Report all lines below with the word "very".

+++

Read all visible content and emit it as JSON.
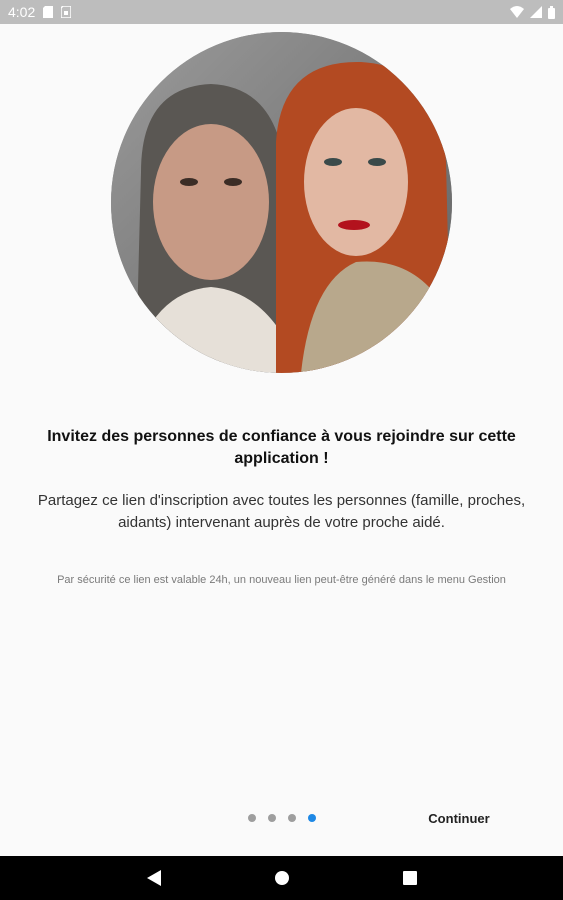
{
  "status_bar": {
    "time": "4:02",
    "icons_left": [
      "sd-card-icon",
      "sim-icon"
    ],
    "icons_right": [
      "wifi-icon",
      "signal-icon",
      "battery-icon"
    ]
  },
  "hero_image": {
    "description_icon": "portrait-photo",
    "shape": "circle"
  },
  "onboarding": {
    "title": "Invitez des personnes de confiance à vous rejoindre sur cette application !",
    "subtitle": "Partagez ce lien d'inscription avec toutes les personnes (famille, proches, aidants) intervenant auprès de votre proche aidé.",
    "note": "Par sécurité ce lien est valable 24h, un nouveau lien peut-être généré dans le menu Gestion"
  },
  "pager": {
    "total": 4,
    "active_index": 3
  },
  "actions": {
    "continue_label": "Continuer"
  },
  "colors": {
    "accent": "#1e88e5",
    "status_bar": "#bdbdbd",
    "nav_bar": "#000000",
    "background": "#fafafa"
  },
  "nav_bar": {
    "buttons": [
      "back-icon",
      "home-icon",
      "recents-icon"
    ]
  }
}
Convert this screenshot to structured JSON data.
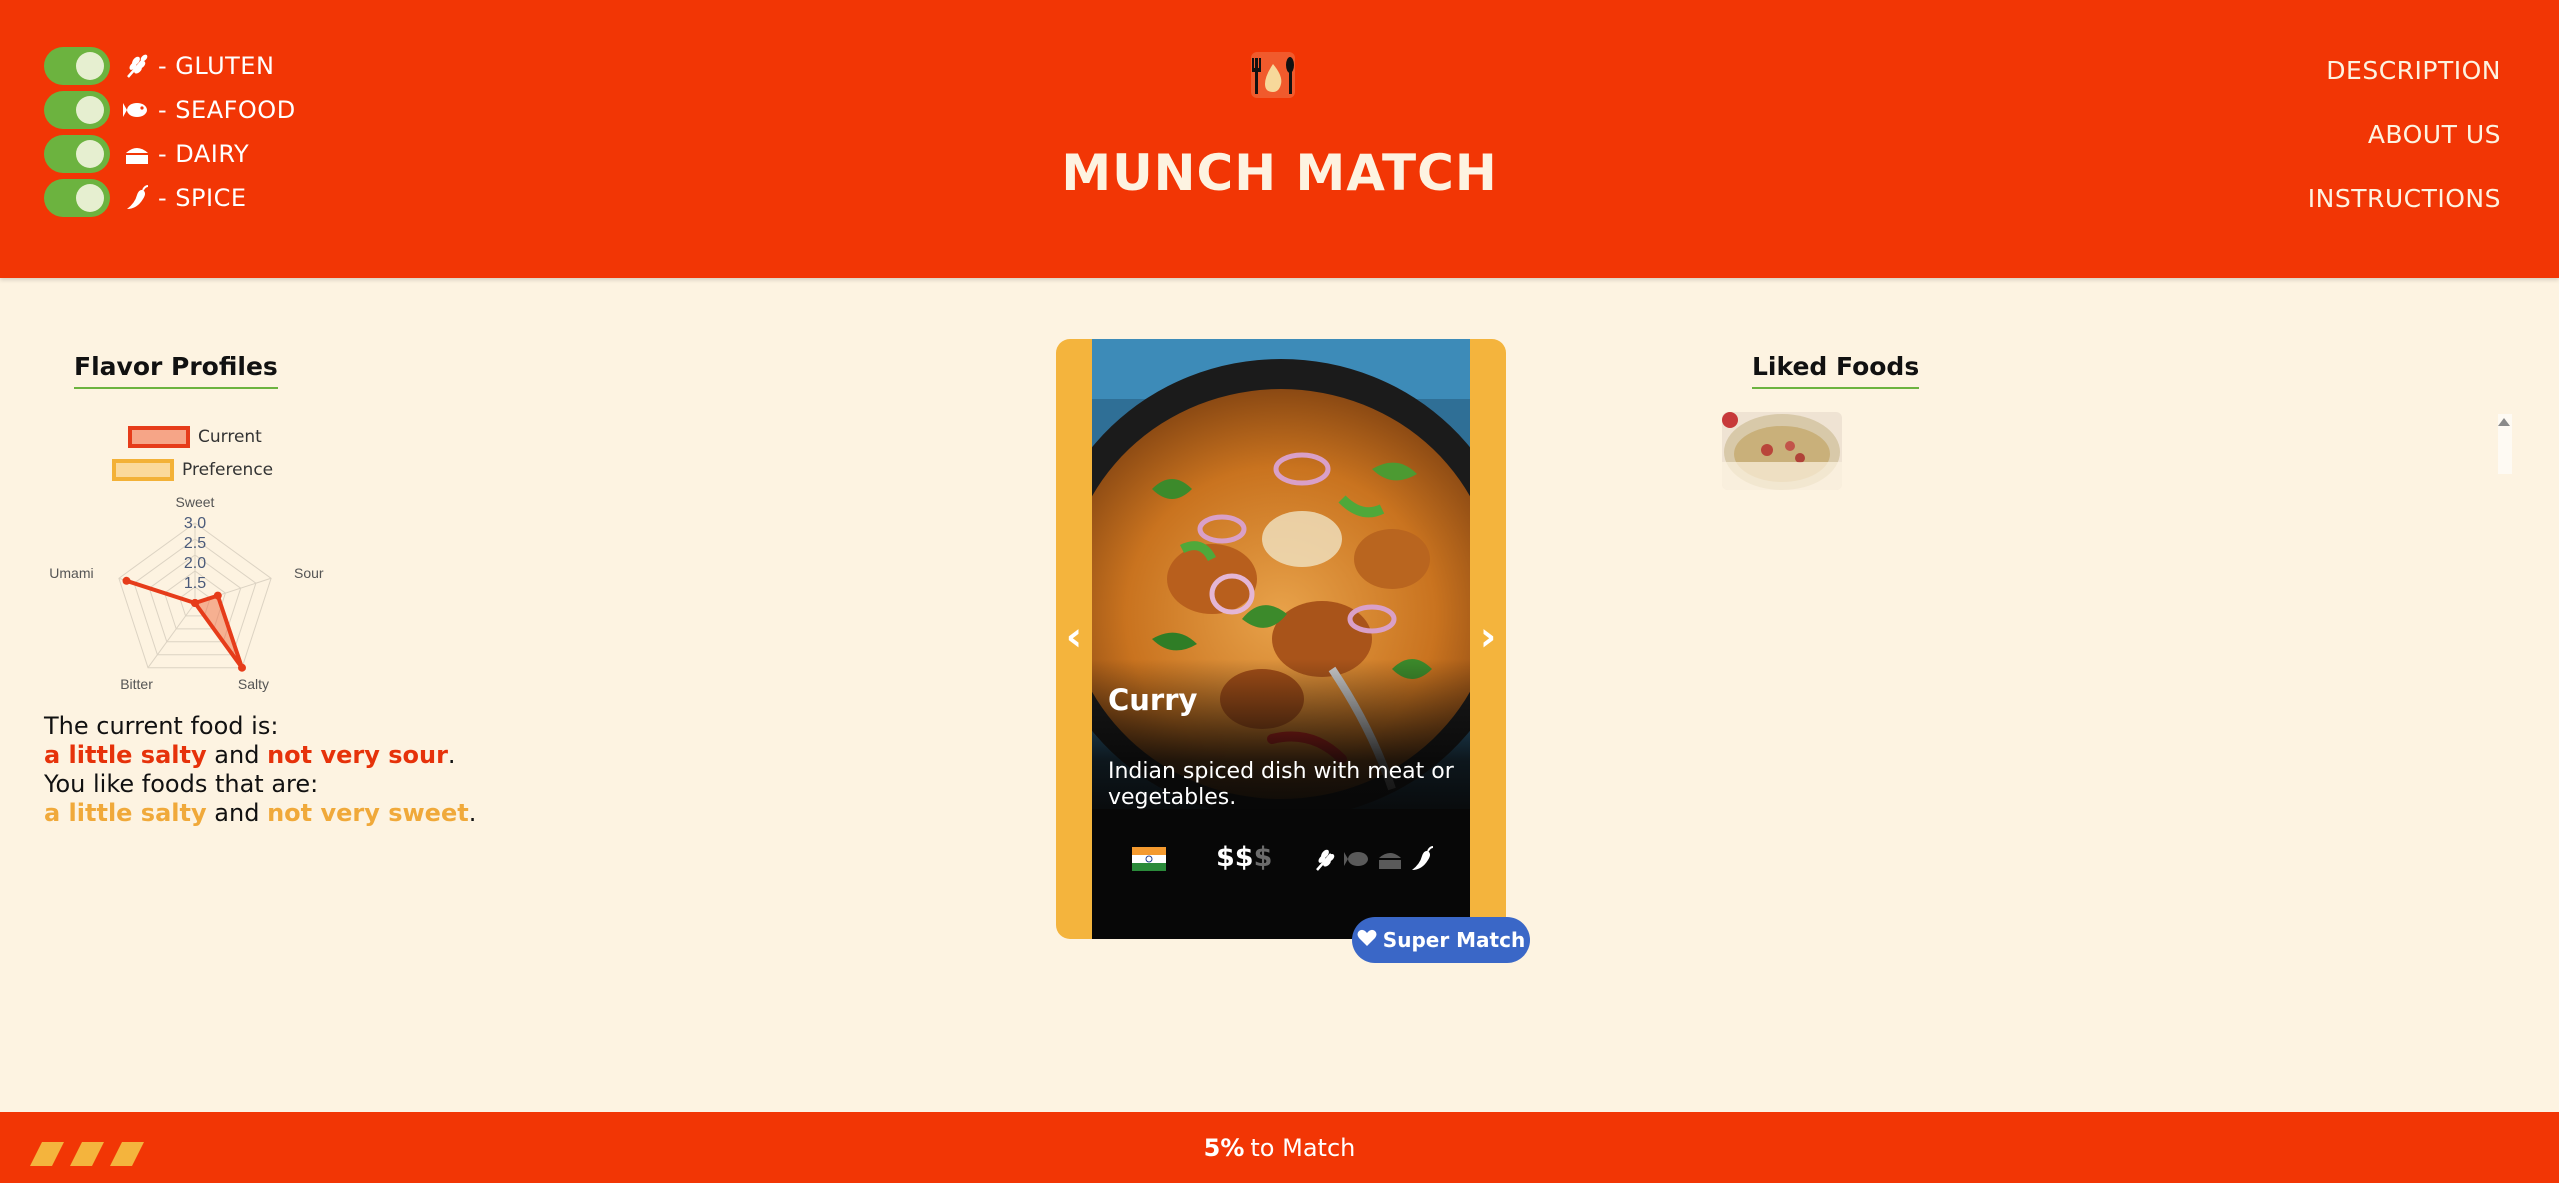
{
  "app": {
    "title": "MUNCH MATCH"
  },
  "allergen_toggles": [
    {
      "label": "- GLUTEN",
      "icon": "wheat-icon",
      "enabled": true
    },
    {
      "label": "- SEAFOOD",
      "icon": "fish-icon",
      "enabled": true
    },
    {
      "label": "- DAIRY",
      "icon": "cheese-icon",
      "enabled": true
    },
    {
      "label": "- SPICE",
      "icon": "pepper-icon",
      "enabled": true
    }
  ],
  "nav": {
    "description": "DESCRIPTION",
    "about_us": "ABOUT US",
    "instructions": "INSTRUCTIONS"
  },
  "flavor_profiles": {
    "title": "Flavor Profiles",
    "legend": {
      "current": "Current",
      "preference": "Preference"
    },
    "summary": {
      "current_intro": "The current food is:",
      "current_trait_1": "a little salty",
      "and_1": " and ",
      "current_trait_2": "not very sour",
      "period_1": ".",
      "pref_intro": "You like foods that are:",
      "pref_trait_1": "a little salty",
      "and_2": " and ",
      "pref_trait_2": "not very sweet",
      "period_2": "."
    }
  },
  "chart_data": {
    "type": "radar",
    "axes": [
      "Sweet",
      "Sour",
      "Salty",
      "Bitter",
      "Umami"
    ],
    "ticks": [
      "1.5",
      "2.0",
      "2.5",
      "3.0"
    ],
    "rmin": 1.0,
    "rmax": 3.0,
    "series": [
      {
        "name": "Current",
        "values": [
          1.0,
          1.6,
          3.0,
          1.0,
          2.8
        ],
        "color": "#e63c1a"
      }
    ]
  },
  "card": {
    "name": "Curry",
    "description": "Indian spiced dish with meat or vegetables.",
    "price_active": "$$",
    "price_dim": "$",
    "origin_flag": "india-flag-icon",
    "prev_arrow": "‹",
    "next_arrow": "›"
  },
  "super_match": {
    "label": "Super Match"
  },
  "liked_foods": {
    "title": "Liked Foods"
  },
  "footer": {
    "percent": "5%",
    "suffix": "to Match"
  },
  "colors": {
    "primary": "#f23605",
    "background": "#fdf3e1",
    "toggle_green": "#6cb33f",
    "card_yellow": "#f4b43d",
    "super_match_blue": "#3a67c7"
  }
}
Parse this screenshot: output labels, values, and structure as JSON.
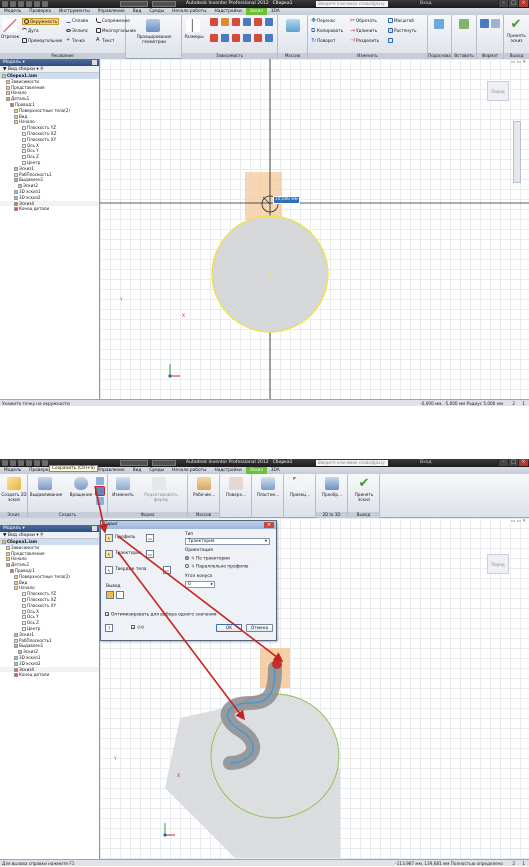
{
  "shot1": {
    "title": {
      "app": "Autodesk Inventor Professional 2012",
      "doc": "Сборка1",
      "search_placeholder": "Введите ключевое слово/фразу",
      "login": "Вход"
    },
    "tabs": [
      "Модель",
      "Проверка",
      "Инструменты",
      "Управление",
      "Вид",
      "Среды",
      "Начало работы",
      "Надстройки",
      "Эскиз",
      "3DA"
    ],
    "active_tab": "Эскиз",
    "ribbon": {
      "draw": {
        "otrezok": "Отрезок",
        "krug": "Окружность",
        "duga": "Дуга",
        "pryamougolnik": "Прямоугольник",
        "splain": "Сплайн",
        "ellips": "Эллипс",
        "tochka": "Точка",
        "sopryazhenie": "Сопряжение",
        "mnogougolnik": "Многоугольник",
        "tekst": "Текст",
        "label": "Рисование"
      },
      "project": {
        "proektirovanie": "Проецирование геометрии"
      },
      "sizes": {
        "razmery": "Размеры",
        "label": "Зависимость"
      },
      "modify": {
        "perenos": "Перенос",
        "kopirovat": "Копировать",
        "povorot": "Поворот",
        "obrezat": "Обрезать",
        "udlinit": "Удлинить",
        "razdelit": "Разделить",
        "masshtab": "Масштаб",
        "rastyanut": "Растянуть",
        "label": "Изменить"
      },
      "groups": {
        "massiv": "Массив",
        "podosnova": "Подоснова",
        "vstavit": "Вставить",
        "format": "Формат",
        "vyhod": "Выход"
      },
      "accept": "Принять эскиз"
    },
    "panel": {
      "title": "Модель",
      "toolbar": "Вид сборки"
    },
    "tree": [
      "Сборка1.iam",
      "Зависимости",
      "Представления",
      "Начало",
      "Деталь1",
      "Провод:1",
      "Поверхностные тела(2)",
      "Вид",
      "Начало",
      "Плоскость YZ",
      "Плоскость XZ",
      "Плоскость XY",
      "Ось X",
      "Ось Y",
      "Ось Z",
      "Центр",
      "Эскиз1",
      "РабПлоскость1",
      "Выдавлен1",
      "Эскиз2",
      "3D эскиз1",
      "3D эскиз2",
      "Эскиз4",
      "Конец детали"
    ],
    "dimension_value": "10,000 мм",
    "viewcube": "Перед",
    "axes": {
      "x": "X",
      "y": "Y"
    },
    "status": {
      "hint": "Укажите точку на окружности",
      "coords": "-0,000 мм, -5,000 мм Радиус 5,000 мм",
      "n1": "2",
      "n2": "1"
    }
  },
  "shot2": {
    "title": {
      "app": "Autodesk Inventor Professional 2012",
      "doc": "Сборка1",
      "search_placeholder": "Введите ключевое слово/фразу",
      "login": "Вход",
      "tooltip": "Сохранить (Ctrl+S)"
    },
    "tabs": [
      "Модель",
      "Проверка",
      "Инструменты",
      "Управление",
      "Вид",
      "Среды",
      "Начало работы",
      "Надстройки",
      "Эскиз",
      "3DA"
    ],
    "active_tab": "Эскиз",
    "ribbon": {
      "sozdat": "Создать 2D эскиз",
      "vydavlivanie": "Выдавливание",
      "vrashchenie": "Вращение",
      "izmenit": "Изменить",
      "redaktirovat": "Редактировать форму",
      "rabochie": "Рабочие...",
      "poverhnost": "Поверх...",
      "plastina": "Пластин...",
      "proekciya": "Проекц...",
      "preobr": "Преобр...",
      "prinyat": "Принять эскиз",
      "groups": {
        "eskiz": "Эскиз",
        "sozdat": "Создать",
        "forma": "Форма",
        "massiv": "Массив",
        "v2d": "2D to 3D",
        "vyhod": "Выход"
      }
    },
    "panel": {
      "title": "Модель",
      "toolbar": "Вид сборки"
    },
    "tree": [
      "Сборка1.iam",
      "Зависимости",
      "Представления",
      "Начало",
      "Деталь1",
      "Провод:1",
      "Поверхностные тела(2)",
      "Вид",
      "Начало",
      "Плоскость YZ",
      "Плоскость XZ",
      "Плоскость XY",
      "Ось X",
      "Ось Y",
      "Ось Z",
      "Центр",
      "Эскиз1",
      "РабПлоскость1",
      "Выдавлен1",
      "Эскиз2",
      "3D эскиз1",
      "3D эскиз2",
      "Эскиз4",
      "Конец детали"
    ],
    "dialog": {
      "title": "Сдвиг",
      "profil": "Профиль",
      "traektoriya": "Траектория",
      "tverdye": "Твердые тела",
      "tip_label": "Тип",
      "tip_value": "Траектория",
      "orient_label": "Ориентация",
      "po_traektorii": "По траектории",
      "parallelno": "Параллельно профилю",
      "ugol_label": "Угол конуса",
      "ugol_value": "0",
      "vyvod": "Вывод",
      "optimize": "Оптимизировать для выбора одного значения",
      "ok": "OK",
      "cancel": "Отмена"
    },
    "viewcube": "Перед",
    "axes": {
      "x": "X",
      "y": "Y"
    },
    "status": {
      "hint": "Для вызова справки нажмите F1",
      "coords": "-113,987 мм, 139,681 мм  Полностью определено",
      "n1": "2",
      "n2": "1"
    }
  },
  "colors": {
    "titlebar": "#2a2a2a",
    "active_tab": "#6fbf3a",
    "sketch_yellow": "#f2e23c",
    "arrow_red": "#c8231e",
    "highlight_orange": "#f3c89a",
    "path_blue": "#3a9bd6"
  }
}
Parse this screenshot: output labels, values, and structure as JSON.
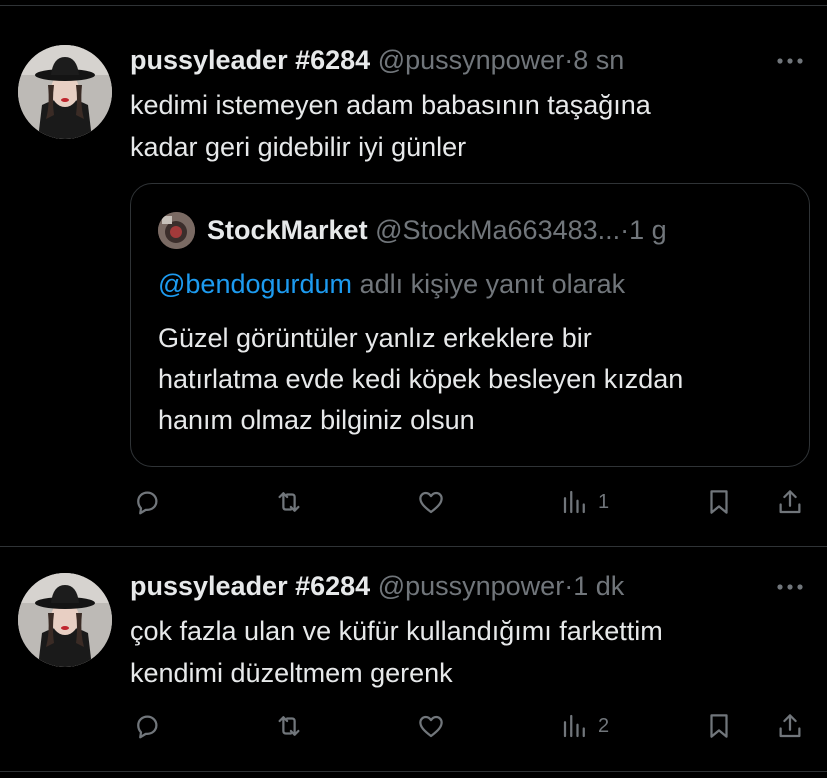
{
  "colors": {
    "background": "#000000",
    "text_primary": "#e7e9ea",
    "text_secondary": "#71767b",
    "link": "#1d9bf0",
    "divider": "#2f3336"
  },
  "tweets": [
    {
      "display_name": "pussyleader #6284",
      "handle": "@pussynpower",
      "separator": "·",
      "time": "8 sn",
      "text_lines": [
        "kedimi istemeyen adam babasının taşağına",
        "kadar geri gidebilir iyi günler"
      ],
      "quote": {
        "display_name": "StockMarket",
        "handle": "@StockMa663483...",
        "separator": "·",
        "time": "1 g",
        "reply_mention": "@bendogurdum",
        "reply_suffix": "adlı kişiye yanıt olarak",
        "text_lines": [
          "Güzel görüntüler yanlız erkeklere bir",
          "hatırlatma evde kedi köpek besleyen kızdan",
          "hanım olmaz bilginiz olsun"
        ]
      },
      "actions": {
        "reply_icon": "reply-icon",
        "retweet_icon": "retweet-icon",
        "like_icon": "heart-icon",
        "views_icon": "views-icon",
        "views_count": "1",
        "bookmark_icon": "bookmark-icon",
        "share_icon": "share-icon"
      }
    },
    {
      "display_name": "pussyleader #6284",
      "handle": "@pussynpower",
      "separator": "·",
      "time": "1 dk",
      "text_lines": [
        "çok fazla ulan ve küfür kullandığımı farkettim",
        "kendimi düzeltmem gerenk"
      ],
      "actions": {
        "reply_icon": "reply-icon",
        "retweet_icon": "retweet-icon",
        "like_icon": "heart-icon",
        "views_icon": "views-icon",
        "views_count": "2",
        "bookmark_icon": "bookmark-icon",
        "share_icon": "share-icon"
      }
    }
  ]
}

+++

Exercise solution
      "current_trait_2": "not very sour",
      "pref_trait_2": "not very sweet",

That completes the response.